___ Data provided ___
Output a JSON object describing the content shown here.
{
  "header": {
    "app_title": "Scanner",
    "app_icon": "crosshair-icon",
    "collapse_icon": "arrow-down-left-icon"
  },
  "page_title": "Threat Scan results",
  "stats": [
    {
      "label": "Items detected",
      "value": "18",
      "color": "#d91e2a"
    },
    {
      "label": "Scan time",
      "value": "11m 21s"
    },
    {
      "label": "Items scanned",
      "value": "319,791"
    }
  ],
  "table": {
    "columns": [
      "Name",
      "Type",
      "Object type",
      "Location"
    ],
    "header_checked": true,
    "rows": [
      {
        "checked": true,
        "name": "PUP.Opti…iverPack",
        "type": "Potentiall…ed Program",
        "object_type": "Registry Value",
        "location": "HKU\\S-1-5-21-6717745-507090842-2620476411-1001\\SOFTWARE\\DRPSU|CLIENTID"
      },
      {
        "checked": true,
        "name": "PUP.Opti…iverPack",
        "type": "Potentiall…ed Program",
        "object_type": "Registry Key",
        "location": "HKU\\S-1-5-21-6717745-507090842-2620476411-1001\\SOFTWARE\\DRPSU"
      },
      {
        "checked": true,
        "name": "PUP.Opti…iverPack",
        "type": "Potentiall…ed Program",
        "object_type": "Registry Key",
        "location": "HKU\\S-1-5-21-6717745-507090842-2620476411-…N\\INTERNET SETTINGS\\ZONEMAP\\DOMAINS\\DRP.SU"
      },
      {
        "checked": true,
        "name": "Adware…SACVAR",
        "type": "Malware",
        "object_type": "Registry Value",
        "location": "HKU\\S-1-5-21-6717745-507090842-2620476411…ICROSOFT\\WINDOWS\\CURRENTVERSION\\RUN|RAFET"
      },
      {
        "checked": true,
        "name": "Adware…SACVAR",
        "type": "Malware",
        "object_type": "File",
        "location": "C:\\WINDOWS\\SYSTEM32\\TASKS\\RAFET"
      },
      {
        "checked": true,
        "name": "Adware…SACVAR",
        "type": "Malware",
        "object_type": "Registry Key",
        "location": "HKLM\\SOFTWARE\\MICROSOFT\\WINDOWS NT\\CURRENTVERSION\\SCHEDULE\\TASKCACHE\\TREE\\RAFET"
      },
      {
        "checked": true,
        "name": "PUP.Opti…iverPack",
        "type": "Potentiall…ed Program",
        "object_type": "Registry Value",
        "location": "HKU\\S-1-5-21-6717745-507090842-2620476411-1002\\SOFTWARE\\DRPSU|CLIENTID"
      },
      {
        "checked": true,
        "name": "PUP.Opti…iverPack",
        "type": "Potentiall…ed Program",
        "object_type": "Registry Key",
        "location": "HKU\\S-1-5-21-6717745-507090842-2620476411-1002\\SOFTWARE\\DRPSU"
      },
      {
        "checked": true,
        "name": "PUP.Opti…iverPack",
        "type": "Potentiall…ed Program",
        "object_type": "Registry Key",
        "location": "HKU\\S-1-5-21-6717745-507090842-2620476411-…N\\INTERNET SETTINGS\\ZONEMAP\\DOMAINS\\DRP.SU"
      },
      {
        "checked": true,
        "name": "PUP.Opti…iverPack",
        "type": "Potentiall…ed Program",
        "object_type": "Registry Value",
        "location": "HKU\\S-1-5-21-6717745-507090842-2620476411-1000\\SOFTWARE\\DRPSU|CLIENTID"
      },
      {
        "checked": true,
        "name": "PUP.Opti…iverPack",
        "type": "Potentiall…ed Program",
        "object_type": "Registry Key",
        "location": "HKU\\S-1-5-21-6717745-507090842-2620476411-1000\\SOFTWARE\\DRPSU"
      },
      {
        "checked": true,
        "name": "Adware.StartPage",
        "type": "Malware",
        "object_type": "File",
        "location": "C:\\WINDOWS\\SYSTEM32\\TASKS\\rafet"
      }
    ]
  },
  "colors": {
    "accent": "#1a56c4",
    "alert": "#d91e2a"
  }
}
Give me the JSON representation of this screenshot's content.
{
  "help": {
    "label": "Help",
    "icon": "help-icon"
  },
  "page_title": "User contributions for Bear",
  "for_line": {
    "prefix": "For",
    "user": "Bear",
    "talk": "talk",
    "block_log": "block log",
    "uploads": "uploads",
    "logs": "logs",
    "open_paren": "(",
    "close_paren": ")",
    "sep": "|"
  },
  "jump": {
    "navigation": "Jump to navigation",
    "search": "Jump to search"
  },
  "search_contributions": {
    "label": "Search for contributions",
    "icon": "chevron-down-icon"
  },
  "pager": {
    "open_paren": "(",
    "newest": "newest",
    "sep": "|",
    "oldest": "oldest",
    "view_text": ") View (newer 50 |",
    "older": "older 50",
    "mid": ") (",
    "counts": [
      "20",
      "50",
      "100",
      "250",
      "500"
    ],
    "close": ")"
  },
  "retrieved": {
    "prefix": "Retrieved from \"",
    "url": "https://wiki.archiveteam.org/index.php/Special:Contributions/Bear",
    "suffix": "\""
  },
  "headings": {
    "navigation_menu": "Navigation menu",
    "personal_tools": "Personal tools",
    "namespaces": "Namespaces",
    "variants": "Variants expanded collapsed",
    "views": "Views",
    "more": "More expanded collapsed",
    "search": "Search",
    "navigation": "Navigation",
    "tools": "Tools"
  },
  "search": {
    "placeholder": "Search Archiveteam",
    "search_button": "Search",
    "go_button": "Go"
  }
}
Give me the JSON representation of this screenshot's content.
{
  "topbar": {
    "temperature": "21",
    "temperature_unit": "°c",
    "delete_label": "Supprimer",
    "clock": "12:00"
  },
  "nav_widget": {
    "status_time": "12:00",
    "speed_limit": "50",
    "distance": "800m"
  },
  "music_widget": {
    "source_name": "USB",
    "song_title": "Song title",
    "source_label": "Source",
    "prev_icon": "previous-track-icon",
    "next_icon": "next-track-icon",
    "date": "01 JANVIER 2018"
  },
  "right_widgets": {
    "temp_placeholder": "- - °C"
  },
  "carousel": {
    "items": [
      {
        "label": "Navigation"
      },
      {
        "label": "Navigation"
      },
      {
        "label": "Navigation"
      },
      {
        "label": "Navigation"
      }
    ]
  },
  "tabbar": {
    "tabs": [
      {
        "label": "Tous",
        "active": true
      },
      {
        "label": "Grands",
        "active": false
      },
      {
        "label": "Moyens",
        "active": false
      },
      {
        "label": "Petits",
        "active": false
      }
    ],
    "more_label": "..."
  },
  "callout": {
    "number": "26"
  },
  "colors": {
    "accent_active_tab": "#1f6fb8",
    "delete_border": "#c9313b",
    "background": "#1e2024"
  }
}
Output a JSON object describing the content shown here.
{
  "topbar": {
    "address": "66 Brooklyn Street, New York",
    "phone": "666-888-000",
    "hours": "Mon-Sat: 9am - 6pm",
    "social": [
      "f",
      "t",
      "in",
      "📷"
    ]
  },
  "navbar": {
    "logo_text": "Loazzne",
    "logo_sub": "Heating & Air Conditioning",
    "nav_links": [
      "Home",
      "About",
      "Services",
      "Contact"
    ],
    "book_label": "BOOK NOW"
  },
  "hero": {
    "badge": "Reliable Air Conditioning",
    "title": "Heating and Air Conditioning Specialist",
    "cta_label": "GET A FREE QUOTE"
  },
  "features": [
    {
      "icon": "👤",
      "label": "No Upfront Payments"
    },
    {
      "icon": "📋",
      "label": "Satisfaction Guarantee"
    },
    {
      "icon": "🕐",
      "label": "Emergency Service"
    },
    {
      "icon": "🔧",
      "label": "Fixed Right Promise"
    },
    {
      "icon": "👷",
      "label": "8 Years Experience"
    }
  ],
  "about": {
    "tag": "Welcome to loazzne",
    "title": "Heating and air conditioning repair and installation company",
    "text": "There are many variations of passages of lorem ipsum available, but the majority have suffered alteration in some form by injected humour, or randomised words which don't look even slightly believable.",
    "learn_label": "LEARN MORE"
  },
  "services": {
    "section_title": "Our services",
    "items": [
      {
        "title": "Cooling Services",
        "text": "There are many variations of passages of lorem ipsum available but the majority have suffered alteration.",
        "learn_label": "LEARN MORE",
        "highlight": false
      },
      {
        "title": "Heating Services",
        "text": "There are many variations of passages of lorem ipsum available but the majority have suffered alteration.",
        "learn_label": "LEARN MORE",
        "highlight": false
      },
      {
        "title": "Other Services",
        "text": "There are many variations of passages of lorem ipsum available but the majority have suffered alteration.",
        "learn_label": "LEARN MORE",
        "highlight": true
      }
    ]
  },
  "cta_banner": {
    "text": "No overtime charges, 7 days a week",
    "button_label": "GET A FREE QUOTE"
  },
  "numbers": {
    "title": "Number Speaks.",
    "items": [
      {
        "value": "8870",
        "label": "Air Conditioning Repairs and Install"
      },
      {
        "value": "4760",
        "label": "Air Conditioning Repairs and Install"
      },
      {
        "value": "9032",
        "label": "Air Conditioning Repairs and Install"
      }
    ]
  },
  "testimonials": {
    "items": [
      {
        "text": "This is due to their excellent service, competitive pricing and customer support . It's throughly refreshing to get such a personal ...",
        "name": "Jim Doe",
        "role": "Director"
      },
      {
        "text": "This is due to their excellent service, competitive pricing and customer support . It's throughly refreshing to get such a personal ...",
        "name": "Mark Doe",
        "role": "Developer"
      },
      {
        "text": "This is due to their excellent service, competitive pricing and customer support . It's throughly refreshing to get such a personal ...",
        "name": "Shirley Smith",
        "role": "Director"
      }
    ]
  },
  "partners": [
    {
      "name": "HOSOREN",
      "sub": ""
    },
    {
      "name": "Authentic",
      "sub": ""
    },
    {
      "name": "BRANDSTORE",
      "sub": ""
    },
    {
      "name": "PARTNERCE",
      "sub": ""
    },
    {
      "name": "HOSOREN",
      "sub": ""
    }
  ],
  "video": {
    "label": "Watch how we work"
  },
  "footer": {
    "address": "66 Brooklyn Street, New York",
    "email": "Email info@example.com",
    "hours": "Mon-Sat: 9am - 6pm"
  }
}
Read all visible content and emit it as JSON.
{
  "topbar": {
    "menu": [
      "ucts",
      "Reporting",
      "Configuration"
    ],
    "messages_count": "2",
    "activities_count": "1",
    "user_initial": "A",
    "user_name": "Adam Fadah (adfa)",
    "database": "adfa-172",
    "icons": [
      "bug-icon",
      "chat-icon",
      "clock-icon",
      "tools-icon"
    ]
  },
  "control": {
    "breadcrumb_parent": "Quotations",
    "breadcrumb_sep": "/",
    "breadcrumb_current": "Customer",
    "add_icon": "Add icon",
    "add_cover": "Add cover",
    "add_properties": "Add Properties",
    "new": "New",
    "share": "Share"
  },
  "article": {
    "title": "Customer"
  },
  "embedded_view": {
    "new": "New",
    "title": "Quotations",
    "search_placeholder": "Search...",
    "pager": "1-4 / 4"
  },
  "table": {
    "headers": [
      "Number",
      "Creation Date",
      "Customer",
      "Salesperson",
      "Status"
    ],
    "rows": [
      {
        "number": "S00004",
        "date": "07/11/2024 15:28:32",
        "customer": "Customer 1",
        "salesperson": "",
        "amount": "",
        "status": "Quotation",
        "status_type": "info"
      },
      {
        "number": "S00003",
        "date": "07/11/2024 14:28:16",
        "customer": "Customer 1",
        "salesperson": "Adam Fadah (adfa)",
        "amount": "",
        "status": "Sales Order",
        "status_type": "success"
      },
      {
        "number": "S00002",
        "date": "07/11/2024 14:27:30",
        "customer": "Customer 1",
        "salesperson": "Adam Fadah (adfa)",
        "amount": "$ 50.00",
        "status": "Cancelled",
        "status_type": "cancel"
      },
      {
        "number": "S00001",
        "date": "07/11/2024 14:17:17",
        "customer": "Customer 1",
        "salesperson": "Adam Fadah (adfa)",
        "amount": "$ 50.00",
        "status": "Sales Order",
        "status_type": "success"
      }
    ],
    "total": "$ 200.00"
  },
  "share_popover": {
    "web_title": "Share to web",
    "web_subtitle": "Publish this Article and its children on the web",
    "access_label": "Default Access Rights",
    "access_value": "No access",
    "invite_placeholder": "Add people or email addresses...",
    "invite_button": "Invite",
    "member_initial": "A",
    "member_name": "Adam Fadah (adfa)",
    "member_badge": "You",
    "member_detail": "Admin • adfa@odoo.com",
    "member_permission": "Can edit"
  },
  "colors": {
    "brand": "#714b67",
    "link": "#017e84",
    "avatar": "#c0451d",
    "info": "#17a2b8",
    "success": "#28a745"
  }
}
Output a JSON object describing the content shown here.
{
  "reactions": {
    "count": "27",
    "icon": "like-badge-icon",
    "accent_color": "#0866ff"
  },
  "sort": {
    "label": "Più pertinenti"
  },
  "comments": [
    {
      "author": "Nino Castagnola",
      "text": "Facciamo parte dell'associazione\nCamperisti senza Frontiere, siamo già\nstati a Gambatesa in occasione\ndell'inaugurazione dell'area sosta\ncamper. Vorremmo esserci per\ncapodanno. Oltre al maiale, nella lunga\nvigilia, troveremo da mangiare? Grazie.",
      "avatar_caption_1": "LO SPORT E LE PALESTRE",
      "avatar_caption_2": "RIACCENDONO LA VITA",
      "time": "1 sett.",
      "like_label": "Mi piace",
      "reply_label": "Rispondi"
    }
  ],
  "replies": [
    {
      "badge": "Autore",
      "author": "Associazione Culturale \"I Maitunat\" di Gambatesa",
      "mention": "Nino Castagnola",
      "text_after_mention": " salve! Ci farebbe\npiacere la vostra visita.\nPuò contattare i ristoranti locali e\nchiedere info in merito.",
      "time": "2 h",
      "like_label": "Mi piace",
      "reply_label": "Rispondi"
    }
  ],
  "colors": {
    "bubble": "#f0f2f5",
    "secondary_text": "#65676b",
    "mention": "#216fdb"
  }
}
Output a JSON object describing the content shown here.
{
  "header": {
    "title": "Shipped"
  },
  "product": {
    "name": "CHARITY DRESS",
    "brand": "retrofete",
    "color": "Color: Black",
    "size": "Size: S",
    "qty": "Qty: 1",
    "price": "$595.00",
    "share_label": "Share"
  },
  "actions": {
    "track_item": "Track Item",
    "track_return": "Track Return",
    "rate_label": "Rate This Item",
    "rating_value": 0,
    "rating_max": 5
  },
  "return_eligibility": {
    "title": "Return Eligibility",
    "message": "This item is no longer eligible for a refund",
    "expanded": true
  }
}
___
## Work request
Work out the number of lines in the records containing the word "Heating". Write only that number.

## Result of the exercise
4